Your objective:
An unchanged copy of each entry below is needed; keep the pictures out of it.

Records drawn from a dataset:
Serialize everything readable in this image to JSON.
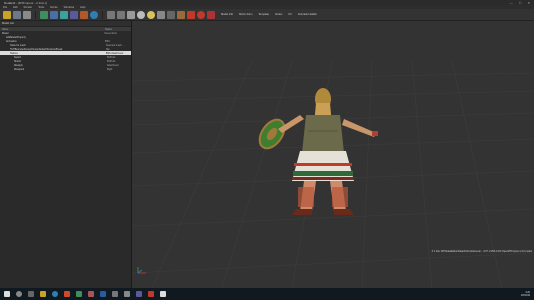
{
  "window": {
    "title": "RealEdit - [MTFmpoor - 2.11m.t]",
    "controls": [
      "—",
      "☐",
      "✕"
    ]
  },
  "menu": [
    "File",
    "Edit",
    "Render",
    "Tools",
    "Extras",
    "Windows",
    "Help"
  ],
  "toolbar": {
    "icons": [
      "open-icon",
      "save-icon",
      "select-icon",
      "move-icon",
      "rotate-icon",
      "scale-icon",
      "snap-icon",
      "grid-icon",
      "globe-icon",
      "undo-icon",
      "redo-icon",
      "view-icon",
      "eye-icon",
      "bulb-icon",
      "camera-icon",
      "cube-icon",
      "arrow-icon",
      "stop-icon",
      "record-icon",
      "settings-icon"
    ],
    "labels": [
      "Model Info",
      "Mirror Anim",
      "Template",
      "Vertex",
      "UV",
      "Animation Editor"
    ]
  },
  "panel": {
    "title": "Model List",
    "columns": [
      "Name",
      "Status"
    ],
    "rows": [
      {
        "name": "Model",
        "status": "Scene Root",
        "indent": 0,
        "selected": false
      },
      {
        "name": "AddModelProperty",
        "status": "",
        "indent": 1,
        "selected": false
      },
      {
        "name": "Animation",
        "status": "BSS",
        "indent": 1,
        "selected": false
      },
      {
        "name": "Node for mesh",
        "status": "Selected mesh ...",
        "indent": 2,
        "selected": false
      },
      {
        "name": "TMTBoundedGroupHumanDefaultTorsoAndHead",
        "status": "Skn",
        "indent": 2,
        "selected": false
      },
      {
        "name": "Helmet",
        "status": "BSS Attachment",
        "indent": 2,
        "selected": true
      },
      {
        "name": "Sword",
        "status": "SSPoint",
        "indent": 2,
        "selected": false
      },
      {
        "name": "Shield",
        "status": "SSPoint",
        "indent": 2,
        "selected": false
      },
      {
        "name": "Weapon",
        "status": "Attachment",
        "indent": 2,
        "selected": false
      },
      {
        "name": "Weapon2",
        "status": "Right",
        "indent": 2,
        "selected": false
      }
    ]
  },
  "viewport": {
    "status_text": "X 1 File: MTModelEditor\\Data\\Art\\Units\\Greek\\... 2/1? 1.05/6.1/0/0 OpenMTFmpoor 2.16.model",
    "accent_red": "#c0392b",
    "shield_green": "#3f7d2f",
    "bronze": "#a07a3a"
  },
  "taskbar": {
    "clock_time": "4:20",
    "clock_date": "1/5/2019"
  }
}
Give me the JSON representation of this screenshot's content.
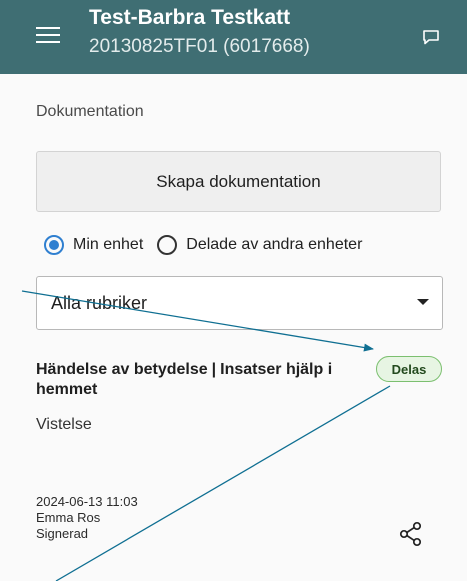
{
  "header": {
    "title": "Test-Barbra Testkatt",
    "subtitle": "20130825TF01 (6017668)",
    "background_color": "#3f6e73",
    "menu_icon": "hamburger-menu-icon",
    "chat_icon": "chat-bubble-icon"
  },
  "section_label": "Dokumentation",
  "create_button_label": "Skapa dokumentation",
  "radio": {
    "selected_color": "#2f7fd0",
    "options": [
      {
        "label": "Min enhet",
        "selected": true
      },
      {
        "label": "Delade av andra enheter",
        "selected": false
      }
    ]
  },
  "filter_select": {
    "value": "Alla rubriker",
    "caret_icon": "dropdown-caret-icon"
  },
  "entry": {
    "title_part1": "Händelse av betydelse",
    "separator": "|",
    "title_part2": "Insatser hjälp i hemmet",
    "subtitle": "Vistelse",
    "badge": "Delas",
    "badge_color": "#7bbf6f",
    "date": "2024-06-13 11:03",
    "author": "Emma Ros",
    "status": "Signerad",
    "share_icon": "share-icon"
  },
  "annotation_line_color": "#0f6f92"
}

Answer section:
Serialize everything readable in this image to JSON.
{
  "window": {
    "title": "RealEdit - [MTFmpoor - 2.11m.t]",
    "controls": [
      "—",
      "☐",
      "✕"
    ]
  },
  "menu": [
    "File",
    "Edit",
    "Render",
    "Tools",
    "Extras",
    "Windows",
    "Help"
  ],
  "toolbar": {
    "icons": [
      "open-icon",
      "save-icon",
      "select-icon",
      "move-icon",
      "rotate-icon",
      "scale-icon",
      "snap-icon",
      "grid-icon",
      "globe-icon",
      "undo-icon",
      "redo-icon",
      "view-icon",
      "eye-icon",
      "bulb-icon",
      "camera-icon",
      "cube-icon",
      "arrow-icon",
      "stop-icon",
      "record-icon",
      "settings-icon"
    ],
    "labels": [
      "Model Info",
      "Mirror Anim",
      "Template",
      "Vertex",
      "UV",
      "Animation Editor"
    ]
  },
  "panel": {
    "title": "Model List",
    "columns": [
      "Name",
      "Status"
    ],
    "rows": [
      {
        "name": "Model",
        "status": "Scene Root",
        "indent": 0,
        "selected": false
      },
      {
        "name": "AddModelProperty",
        "status": "",
        "indent": 1,
        "selected": false
      },
      {
        "name": "Animation",
        "status": "BSS",
        "indent": 1,
        "selected": false
      },
      {
        "name": "Node for mesh",
        "status": "Selected mesh ...",
        "indent": 2,
        "selected": false
      },
      {
        "name": "TMTBoundedGroupHumanDefaultTorsoAndHead",
        "status": "Skn",
        "indent": 2,
        "selected": false
      },
      {
        "name": "Helmet",
        "status": "BSS Attachment",
        "indent": 2,
        "selected": true
      },
      {
        "name": "Sword",
        "status": "SSPoint",
        "indent": 2,
        "selected": false
      },
      {
        "name": "Shield",
        "status": "SSPoint",
        "indent": 2,
        "selected": false
      },
      {
        "name": "Weapon",
        "status": "Attachment",
        "indent": 2,
        "selected": false
      },
      {
        "name": "Weapon2",
        "status": "Right",
        "indent": 2,
        "selected": false
      }
    ]
  },
  "viewport": {
    "status_text": "X 1 File: MTModelEditor\\Data\\Art\\Units\\Greek\\... 2/1? 1.05/6.1/0/0 OpenMTFmpoor 2.16.model",
    "accent_red": "#c0392b",
    "shield_green": "#3f7d2f",
    "bronze": "#a07a3a"
  },
  "taskbar": {
    "clock_time": "4:20",
    "clock_date": "1/5/2019"
  }
}
Give me the JSON representation of this screenshot's content.
{
  "header": {
    "title": "Test-Barbra Testkatt",
    "subtitle": "20130825TF01 (6017668)",
    "background_color": "#3f6e73",
    "menu_icon": "hamburger-menu-icon",
    "chat_icon": "chat-bubble-icon"
  },
  "section_label": "Dokumentation",
  "create_button_label": "Skapa dokumentation",
  "radio": {
    "selected_color": "#2f7fd0",
    "options": [
      {
        "label": "Min enhet",
        "selected": true
      },
      {
        "label": "Delade av andra enheter",
        "selected": false
      }
    ]
  },
  "filter_select": {
    "value": "Alla rubriker",
    "caret_icon": "dropdown-caret-icon"
  },
  "entry": {
    "title_part1": "Händelse av betydelse",
    "separator": "|",
    "title_part2": "Insatser hjälp i hemmet",
    "subtitle": "Vistelse",
    "badge": "Delas",
    "badge_color": "#7bbf6f",
    "date": "2024-06-13 11:03",
    "author": "Emma Ros",
    "status": "Signerad",
    "share_icon": "share-icon"
  },
  "annotation_line_color": "#0f6f92"
}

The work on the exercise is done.